[Excerpts from an interface dataset]
- Opening Delimiter -

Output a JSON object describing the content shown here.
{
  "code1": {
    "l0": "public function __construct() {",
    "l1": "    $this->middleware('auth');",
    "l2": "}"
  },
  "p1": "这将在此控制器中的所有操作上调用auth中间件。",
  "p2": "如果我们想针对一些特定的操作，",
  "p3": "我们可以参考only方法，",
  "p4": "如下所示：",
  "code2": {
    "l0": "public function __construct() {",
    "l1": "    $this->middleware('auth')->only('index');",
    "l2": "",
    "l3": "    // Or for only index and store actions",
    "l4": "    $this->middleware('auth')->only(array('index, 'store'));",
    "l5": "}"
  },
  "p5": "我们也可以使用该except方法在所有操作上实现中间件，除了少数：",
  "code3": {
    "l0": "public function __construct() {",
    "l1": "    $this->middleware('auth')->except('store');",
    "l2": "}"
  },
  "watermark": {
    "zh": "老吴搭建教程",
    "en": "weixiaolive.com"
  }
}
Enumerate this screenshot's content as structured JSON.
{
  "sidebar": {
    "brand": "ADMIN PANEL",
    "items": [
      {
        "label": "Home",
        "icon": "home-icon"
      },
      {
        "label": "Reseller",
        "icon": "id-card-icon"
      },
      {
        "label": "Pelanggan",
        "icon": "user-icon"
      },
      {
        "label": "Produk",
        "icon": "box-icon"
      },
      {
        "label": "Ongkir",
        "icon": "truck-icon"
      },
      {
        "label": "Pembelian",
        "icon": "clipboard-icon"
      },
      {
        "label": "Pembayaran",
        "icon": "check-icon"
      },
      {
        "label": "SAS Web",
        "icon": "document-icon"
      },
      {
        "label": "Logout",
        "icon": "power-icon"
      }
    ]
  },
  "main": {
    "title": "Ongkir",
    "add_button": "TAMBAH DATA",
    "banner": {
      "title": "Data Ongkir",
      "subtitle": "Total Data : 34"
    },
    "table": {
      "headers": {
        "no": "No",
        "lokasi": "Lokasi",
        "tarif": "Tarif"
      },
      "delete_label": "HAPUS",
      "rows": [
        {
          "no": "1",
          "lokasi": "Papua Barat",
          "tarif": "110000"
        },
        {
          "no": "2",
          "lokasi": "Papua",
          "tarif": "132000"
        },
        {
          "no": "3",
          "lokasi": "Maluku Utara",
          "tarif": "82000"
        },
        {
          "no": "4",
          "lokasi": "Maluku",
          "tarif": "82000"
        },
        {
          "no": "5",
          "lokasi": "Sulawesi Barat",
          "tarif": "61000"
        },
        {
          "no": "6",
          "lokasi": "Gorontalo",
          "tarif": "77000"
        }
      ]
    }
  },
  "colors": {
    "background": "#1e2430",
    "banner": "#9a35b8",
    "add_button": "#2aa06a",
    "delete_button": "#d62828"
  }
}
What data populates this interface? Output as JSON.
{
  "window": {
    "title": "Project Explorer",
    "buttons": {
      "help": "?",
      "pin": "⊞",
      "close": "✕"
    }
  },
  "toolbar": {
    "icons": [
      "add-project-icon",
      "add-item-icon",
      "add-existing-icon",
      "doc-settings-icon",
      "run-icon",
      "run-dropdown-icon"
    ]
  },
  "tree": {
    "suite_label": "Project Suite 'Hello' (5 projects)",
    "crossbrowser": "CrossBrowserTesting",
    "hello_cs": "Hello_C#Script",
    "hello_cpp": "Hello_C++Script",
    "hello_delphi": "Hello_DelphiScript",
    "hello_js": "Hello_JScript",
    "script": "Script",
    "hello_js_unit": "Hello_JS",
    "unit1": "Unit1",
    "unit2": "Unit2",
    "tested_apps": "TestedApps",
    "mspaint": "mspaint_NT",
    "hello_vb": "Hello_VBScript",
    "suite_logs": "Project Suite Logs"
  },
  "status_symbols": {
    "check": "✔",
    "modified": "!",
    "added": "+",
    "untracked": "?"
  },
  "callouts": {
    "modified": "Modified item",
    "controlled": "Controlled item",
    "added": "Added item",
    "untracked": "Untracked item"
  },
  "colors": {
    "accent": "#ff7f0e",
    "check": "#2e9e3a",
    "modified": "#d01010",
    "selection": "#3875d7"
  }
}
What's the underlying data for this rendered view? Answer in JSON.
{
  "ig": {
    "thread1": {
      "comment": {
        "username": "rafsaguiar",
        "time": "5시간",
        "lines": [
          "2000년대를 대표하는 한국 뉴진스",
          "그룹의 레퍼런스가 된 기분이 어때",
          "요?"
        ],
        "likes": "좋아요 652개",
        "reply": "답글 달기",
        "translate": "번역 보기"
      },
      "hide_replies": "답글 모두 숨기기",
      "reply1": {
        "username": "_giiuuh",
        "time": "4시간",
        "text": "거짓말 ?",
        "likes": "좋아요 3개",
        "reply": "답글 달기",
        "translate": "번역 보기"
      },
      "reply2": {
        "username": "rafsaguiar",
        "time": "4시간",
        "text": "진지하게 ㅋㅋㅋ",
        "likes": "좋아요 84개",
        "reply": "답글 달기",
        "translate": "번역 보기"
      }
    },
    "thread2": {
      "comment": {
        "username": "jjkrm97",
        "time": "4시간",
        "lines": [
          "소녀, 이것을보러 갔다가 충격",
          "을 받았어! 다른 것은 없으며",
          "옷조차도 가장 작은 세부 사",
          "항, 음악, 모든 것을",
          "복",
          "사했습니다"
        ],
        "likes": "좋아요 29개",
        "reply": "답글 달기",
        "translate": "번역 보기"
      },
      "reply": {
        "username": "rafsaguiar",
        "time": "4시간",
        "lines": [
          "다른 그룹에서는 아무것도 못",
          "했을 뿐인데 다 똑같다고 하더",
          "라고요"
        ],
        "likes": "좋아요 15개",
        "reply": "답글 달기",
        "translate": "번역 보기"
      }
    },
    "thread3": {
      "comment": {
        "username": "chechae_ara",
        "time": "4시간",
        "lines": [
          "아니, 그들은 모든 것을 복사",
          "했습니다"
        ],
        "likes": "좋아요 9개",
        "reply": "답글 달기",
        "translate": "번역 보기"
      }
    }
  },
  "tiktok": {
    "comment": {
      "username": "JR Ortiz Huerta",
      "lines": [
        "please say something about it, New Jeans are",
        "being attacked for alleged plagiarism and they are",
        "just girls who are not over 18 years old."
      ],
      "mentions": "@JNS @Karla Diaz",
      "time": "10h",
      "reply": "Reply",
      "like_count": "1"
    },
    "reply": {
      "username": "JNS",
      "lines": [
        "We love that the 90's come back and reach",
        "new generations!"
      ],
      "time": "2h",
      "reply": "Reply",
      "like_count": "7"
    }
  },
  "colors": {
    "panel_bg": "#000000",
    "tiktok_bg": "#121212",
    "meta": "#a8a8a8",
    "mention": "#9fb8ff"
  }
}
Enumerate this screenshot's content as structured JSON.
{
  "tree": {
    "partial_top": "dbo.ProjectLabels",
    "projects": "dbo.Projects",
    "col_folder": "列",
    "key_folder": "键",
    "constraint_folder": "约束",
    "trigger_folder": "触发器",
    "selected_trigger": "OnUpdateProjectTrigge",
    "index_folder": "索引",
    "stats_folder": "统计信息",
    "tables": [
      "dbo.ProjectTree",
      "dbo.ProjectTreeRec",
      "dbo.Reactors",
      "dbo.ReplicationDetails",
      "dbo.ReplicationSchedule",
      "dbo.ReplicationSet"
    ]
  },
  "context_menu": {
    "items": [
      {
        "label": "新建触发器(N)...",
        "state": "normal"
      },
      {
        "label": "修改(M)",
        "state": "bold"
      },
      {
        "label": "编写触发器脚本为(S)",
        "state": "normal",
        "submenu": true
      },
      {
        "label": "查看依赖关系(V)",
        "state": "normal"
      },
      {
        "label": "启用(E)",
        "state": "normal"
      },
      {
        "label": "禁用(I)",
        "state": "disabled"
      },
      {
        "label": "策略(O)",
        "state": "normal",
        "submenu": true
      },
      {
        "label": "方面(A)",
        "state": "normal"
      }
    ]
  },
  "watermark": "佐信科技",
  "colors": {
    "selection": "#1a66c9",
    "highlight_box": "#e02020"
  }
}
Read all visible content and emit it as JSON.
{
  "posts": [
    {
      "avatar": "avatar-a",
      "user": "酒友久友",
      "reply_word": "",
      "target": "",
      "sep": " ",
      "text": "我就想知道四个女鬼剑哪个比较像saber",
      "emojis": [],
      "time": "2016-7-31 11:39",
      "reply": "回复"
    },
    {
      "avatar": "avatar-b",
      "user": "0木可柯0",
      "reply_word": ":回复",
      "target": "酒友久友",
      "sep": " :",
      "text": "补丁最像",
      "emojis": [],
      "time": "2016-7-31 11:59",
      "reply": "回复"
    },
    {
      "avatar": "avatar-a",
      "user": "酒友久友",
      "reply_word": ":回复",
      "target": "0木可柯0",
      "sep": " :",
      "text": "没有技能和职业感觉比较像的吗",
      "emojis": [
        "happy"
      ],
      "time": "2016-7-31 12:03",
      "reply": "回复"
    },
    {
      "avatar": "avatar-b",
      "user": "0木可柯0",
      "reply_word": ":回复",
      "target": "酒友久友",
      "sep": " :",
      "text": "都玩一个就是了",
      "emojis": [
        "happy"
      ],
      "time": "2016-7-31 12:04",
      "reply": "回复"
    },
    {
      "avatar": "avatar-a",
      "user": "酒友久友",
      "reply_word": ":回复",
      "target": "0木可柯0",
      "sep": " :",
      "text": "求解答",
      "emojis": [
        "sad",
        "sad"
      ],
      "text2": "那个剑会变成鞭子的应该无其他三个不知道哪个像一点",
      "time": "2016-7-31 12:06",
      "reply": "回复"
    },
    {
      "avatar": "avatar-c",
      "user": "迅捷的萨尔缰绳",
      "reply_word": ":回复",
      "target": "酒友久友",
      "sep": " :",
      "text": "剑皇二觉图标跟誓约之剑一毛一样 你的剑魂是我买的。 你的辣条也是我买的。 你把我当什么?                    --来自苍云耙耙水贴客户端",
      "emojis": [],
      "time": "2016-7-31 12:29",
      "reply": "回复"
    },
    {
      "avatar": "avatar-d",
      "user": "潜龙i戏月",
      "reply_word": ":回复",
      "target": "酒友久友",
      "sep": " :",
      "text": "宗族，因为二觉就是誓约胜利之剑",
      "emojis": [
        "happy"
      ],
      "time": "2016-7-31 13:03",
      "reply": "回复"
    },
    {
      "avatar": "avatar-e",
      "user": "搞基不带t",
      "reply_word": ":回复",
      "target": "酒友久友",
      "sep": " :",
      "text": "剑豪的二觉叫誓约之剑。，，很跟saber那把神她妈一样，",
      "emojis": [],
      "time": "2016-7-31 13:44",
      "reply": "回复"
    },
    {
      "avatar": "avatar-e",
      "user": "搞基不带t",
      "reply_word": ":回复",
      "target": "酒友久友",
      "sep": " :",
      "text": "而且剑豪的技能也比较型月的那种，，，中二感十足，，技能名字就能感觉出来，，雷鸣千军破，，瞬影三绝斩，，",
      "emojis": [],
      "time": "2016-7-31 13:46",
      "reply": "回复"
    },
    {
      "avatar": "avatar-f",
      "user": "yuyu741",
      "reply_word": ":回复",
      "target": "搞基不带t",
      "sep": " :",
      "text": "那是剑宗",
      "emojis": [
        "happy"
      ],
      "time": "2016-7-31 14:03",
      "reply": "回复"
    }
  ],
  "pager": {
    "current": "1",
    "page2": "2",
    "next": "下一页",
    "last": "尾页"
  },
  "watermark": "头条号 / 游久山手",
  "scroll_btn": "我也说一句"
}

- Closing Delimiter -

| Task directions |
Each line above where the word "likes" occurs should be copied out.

| Finished task |
        "likes": "좋아요 652개",
        "likes": "좋아요 3개",
        "likes": "좋아요 84개",
        "likes": "좋아요 29개",
        "likes": "좋아요 15개",
        "likes": "좋아요 9개",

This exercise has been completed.